* _What the task requires_
Repeat every line of the data verbatim.

* _Extracted information_
»»
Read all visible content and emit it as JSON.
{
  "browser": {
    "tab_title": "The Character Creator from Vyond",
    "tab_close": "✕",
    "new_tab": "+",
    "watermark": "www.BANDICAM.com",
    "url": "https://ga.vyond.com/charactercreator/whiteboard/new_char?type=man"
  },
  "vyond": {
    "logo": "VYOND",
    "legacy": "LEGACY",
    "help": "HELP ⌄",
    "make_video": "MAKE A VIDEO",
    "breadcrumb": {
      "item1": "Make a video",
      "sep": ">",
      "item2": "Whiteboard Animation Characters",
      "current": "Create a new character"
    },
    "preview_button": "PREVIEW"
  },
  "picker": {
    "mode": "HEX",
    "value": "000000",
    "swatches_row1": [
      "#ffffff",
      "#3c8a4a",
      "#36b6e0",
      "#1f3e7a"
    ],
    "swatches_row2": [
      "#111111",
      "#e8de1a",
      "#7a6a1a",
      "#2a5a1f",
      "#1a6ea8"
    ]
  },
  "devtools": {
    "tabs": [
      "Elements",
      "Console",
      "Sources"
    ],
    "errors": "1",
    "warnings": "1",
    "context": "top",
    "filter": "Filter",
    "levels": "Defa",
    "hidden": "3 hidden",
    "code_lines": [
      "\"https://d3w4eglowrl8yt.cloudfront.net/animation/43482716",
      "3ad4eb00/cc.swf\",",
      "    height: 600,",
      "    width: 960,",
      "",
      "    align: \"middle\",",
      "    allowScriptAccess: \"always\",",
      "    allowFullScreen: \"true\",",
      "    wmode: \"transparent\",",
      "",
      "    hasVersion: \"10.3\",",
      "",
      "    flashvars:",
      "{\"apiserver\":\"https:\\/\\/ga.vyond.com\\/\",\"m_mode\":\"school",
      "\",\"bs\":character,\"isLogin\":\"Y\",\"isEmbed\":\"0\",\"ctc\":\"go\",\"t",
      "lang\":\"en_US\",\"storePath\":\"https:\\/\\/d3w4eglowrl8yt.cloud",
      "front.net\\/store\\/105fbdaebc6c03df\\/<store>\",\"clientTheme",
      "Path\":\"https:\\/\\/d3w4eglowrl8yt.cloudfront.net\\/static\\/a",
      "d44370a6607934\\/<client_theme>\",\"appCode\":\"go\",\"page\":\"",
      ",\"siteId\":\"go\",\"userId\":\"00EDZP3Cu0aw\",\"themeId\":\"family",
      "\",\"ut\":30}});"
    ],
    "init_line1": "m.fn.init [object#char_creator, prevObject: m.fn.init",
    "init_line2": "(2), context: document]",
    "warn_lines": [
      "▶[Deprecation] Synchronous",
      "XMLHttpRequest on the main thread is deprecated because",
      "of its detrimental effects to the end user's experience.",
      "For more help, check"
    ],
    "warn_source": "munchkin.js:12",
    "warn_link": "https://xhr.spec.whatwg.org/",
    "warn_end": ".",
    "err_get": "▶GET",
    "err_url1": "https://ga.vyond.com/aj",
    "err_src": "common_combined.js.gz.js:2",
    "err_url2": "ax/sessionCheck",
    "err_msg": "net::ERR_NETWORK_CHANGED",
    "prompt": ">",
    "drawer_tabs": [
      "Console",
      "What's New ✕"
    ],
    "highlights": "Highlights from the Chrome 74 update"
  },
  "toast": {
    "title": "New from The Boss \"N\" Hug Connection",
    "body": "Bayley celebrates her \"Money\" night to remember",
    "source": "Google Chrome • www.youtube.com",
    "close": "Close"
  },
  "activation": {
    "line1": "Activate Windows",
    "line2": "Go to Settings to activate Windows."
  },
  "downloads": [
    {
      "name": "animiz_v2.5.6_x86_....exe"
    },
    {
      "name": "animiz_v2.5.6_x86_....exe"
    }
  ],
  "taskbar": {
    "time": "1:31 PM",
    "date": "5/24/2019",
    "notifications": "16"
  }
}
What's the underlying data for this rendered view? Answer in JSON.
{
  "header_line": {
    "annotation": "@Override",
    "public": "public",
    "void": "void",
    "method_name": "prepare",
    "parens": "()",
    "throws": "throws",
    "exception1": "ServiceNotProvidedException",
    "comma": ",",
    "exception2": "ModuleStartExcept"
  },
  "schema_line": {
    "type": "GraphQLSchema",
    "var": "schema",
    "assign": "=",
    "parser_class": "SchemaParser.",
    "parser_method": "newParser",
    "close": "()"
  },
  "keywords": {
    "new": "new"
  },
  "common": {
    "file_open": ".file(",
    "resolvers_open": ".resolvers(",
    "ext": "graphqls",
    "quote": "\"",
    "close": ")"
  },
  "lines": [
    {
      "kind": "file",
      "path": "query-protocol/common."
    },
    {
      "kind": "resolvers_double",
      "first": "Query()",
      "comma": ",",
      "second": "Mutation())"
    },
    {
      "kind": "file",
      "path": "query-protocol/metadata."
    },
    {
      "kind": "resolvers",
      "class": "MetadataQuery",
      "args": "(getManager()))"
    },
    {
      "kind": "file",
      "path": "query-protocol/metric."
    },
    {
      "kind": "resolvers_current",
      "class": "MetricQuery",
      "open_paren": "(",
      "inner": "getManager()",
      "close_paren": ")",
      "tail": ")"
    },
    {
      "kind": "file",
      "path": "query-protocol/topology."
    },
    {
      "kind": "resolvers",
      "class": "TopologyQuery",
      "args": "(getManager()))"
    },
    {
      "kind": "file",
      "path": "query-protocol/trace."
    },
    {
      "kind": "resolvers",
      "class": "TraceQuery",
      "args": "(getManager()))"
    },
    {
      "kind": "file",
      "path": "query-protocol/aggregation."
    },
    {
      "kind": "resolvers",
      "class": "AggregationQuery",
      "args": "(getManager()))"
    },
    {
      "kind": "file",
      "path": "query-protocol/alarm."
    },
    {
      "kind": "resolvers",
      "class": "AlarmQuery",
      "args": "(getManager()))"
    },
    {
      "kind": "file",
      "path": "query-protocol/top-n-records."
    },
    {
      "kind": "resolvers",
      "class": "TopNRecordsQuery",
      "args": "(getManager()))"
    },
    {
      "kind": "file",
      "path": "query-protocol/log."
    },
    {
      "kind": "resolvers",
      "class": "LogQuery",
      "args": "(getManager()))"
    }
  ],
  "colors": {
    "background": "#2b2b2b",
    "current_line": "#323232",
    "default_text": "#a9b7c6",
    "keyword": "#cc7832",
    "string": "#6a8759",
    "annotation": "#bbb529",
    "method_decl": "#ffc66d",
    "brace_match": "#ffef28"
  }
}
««
* _Response to the task_
Read all visible content and emit it as JSON.
{
  "browser": {
    "tab_title": "The Character Creator from Vyond",
    "tab_close": "✕",
    "new_tab": "+",
    "watermark": "www.BANDICAM.com",
    "url": "https://ga.vyond.com/charactercreator/whiteboard/new_char?type=man"
  },
  "vyond": {
    "logo": "VYOND",
    "legacy": "LEGACY",
    "help": "HELP ⌄",
    "make_video": "MAKE A VIDEO",
    "breadcrumb": {
      "item1": "Make a video",
      "sep": ">",
      "item2": "Whiteboard Animation Characters",
      "current": "Create a new character"
    },
    "preview_button": "PREVIEW"
  },
  "picker": {
    "mode": "HEX",
    "value": "000000",
    "swatches_row1": [
      "#ffffff",
      "#3c8a4a",
      "#36b6e0",
      "#1f3e7a"
    ],
    "swatches_row2": [
      "#111111",
      "#e8de1a",
      "#7a6a1a",
      "#2a5a1f",
      "#1a6ea8"
    ]
  },
  "devtools": {
    "tabs": [
      "Elements",
      "Console",
      "Sources"
    ],
    "errors": "1",
    "warnings": "1",
    "context": "top",
    "filter": "Filter",
    "levels": "Defa",
    "hidden": "3 hidden",
    "code_lines": [
      "\"https://d3w4eglowrl8yt.cloudfront.net/animation/43482716",
      "3ad4eb00/cc.swf\",",
      "    height: 600,",
      "    width: 960,",
      "",
      "    align: \"middle\",",
      "    allowScriptAccess: \"always\",",
      "    allowFullScreen: \"true\",",
      "    wmode: \"transparent\",",
      "",
      "    hasVersion: \"10.3\",",
      "",
      "    flashvars:",
      "{\"apiserver\":\"https:\\/\\/ga.vyond.com\\/\",\"m_mode\":\"school",
      "\",\"bs\":character,\"isLogin\":\"Y\",\"isEmbed\":\"0\",\"ctc\":\"go\",\"t",
      "lang\":\"en_US\",\"storePath\":\"https:\\/\\/d3w4eglowrl8yt.cloud",
      "front.net\\/store\\/105fbdaebc6c03df\\/<store>\",\"clientTheme",
      "Path\":\"https:\\/\\/d3w4eglowrl8yt.cloudfront.net\\/static\\/a",
      "d44370a6607934\\/<client_theme>\",\"appCode\":\"go\",\"page\":\"",
      ",\"siteId\":\"go\",\"userId\":\"00EDZP3Cu0aw\",\"themeId\":\"family",
      "\",\"ut\":30}});"
    ],
    "init_line1": "m.fn.init [object#char_creator, prevObject: m.fn.init",
    "init_line2": "(2), context: document]",
    "warn_lines": [
      "▶[Deprecation] Synchronous",
      "XMLHttpRequest on the main thread is deprecated because",
      "of its detrimental effects to the end user's experience.",
      "For more help, check"
    ],
    "warn_source": "munchkin.js:12",
    "warn_link": "https://xhr.spec.whatwg.org/",
    "warn_end": ".",
    "err_get": "▶GET",
    "err_url1": "https://ga.vyond.com/aj",
    "err_src": "common_combined.js.gz.js:2",
    "err_url2": "ax/sessionCheck",
    "err_msg": "net::ERR_NETWORK_CHANGED",
    "prompt": ">",
    "drawer_tabs": [
      "Console",
      "What's New ✕"
    ],
    "highlights": "Highlights from the Chrome 74 update"
  },
  "toast": {
    "title": "New from The Boss \"N\" Hug Connection",
    "body": "Bayley celebrates her \"Money\" night to remember",
    "source": "Google Chrome • www.youtube.com",
    "close": "Close"
  },
  "activation": {
    "line1": "Activate Windows",
    "line2": "Go to Settings to activate Windows."
  },
  "downloads": [
    {
      "name": "animiz_v2.5.6_x86_....exe"
    },
    {
      "name": "animiz_v2.5.6_x86_....exe"
    }
  ],
  "taskbar": {
    "time": "1:31 PM",
    "date": "5/24/2019",
    "notifications": "16"
  }
}
What's the underlying data for this rendered view? Answer in JSON.
{
  "header_line": {
    "annotation": "@Override",
    "public": "public",
    "void": "void",
    "method_name": "prepare",
    "parens": "()",
    "throws": "throws",
    "exception1": "ServiceNotProvidedException",
    "comma": ",",
    "exception2": "ModuleStartExcept"
  },
  "schema_line": {
    "type": "GraphQLSchema",
    "var": "schema",
    "assign": "=",
    "parser_class": "SchemaParser.",
    "parser_method": "newParser",
    "close": "()"
  },
  "keywords": {
    "new": "new"
  },
  "common": {
    "file_open": ".file(",
    "resolvers_open": ".resolvers(",
    "ext": "graphqls",
    "quote": "\"",
    "close": ")"
  },
  "lines": [
    {
      "kind": "file",
      "path": "query-protocol/common."
    },
    {
      "kind": "resolvers_double",
      "first": "Query()",
      "comma": ",",
      "second": "Mutation())"
    },
    {
      "kind": "file",
      "path": "query-protocol/metadata."
    },
    {
      "kind": "resolvers",
      "class": "MetadataQuery",
      "args": "(getManager()))"
    },
    {
      "kind": "file",
      "path": "query-protocol/metric."
    },
    {
      "kind": "resolvers_current",
      "class": "MetricQuery",
      "open_paren": "(",
      "inner": "getManager()",
      "close_paren": ")",
      "tail": ")"
    },
    {
      "kind": "file",
      "path": "query-protocol/topology."
    },
    {
      "kind": "resolvers",
      "class": "TopologyQuery",
      "args": "(getManager()))"
    },
    {
      "kind": "file",
      "path": "query-protocol/trace."
    },
    {
      "kind": "resolvers",
      "class": "TraceQuery",
      "args": "(getManager()))"
    },
    {
      "kind": "file",
      "path": "query-protocol/aggregation."
    },
    {
      "kind": "resolvers",
      "class": "AggregationQuery",
      "args": "(getManager()))"
    },
    {
      "kind": "file",
      "path": "query-protocol/alarm."
    },
    {
      "kind": "resolvers",
      "class": "AlarmQuery",
      "args": "(getManager()))"
    },
    {
      "kind": "file",
      "path": "query-protocol/top-n-records."
    },
    {
      "kind": "resolvers",
      "class": "TopNRecordsQuery",
      "args": "(getManager()))"
    },
    {
      "kind": "file",
      "path": "query-protocol/log."
    },
    {
      "kind": "resolvers",
      "class": "LogQuery",
      "args": "(getManager()))"
    }
  ],
  "colors": {
    "background": "#2b2b2b",
    "current_line": "#323232",
    "default_text": "#a9b7c6",
    "keyword": "#cc7832",
    "string": "#6a8759",
    "annotation": "#bbb529",
    "method_decl": "#ffc66d",
    "brace_match": "#ffef28"
  }
}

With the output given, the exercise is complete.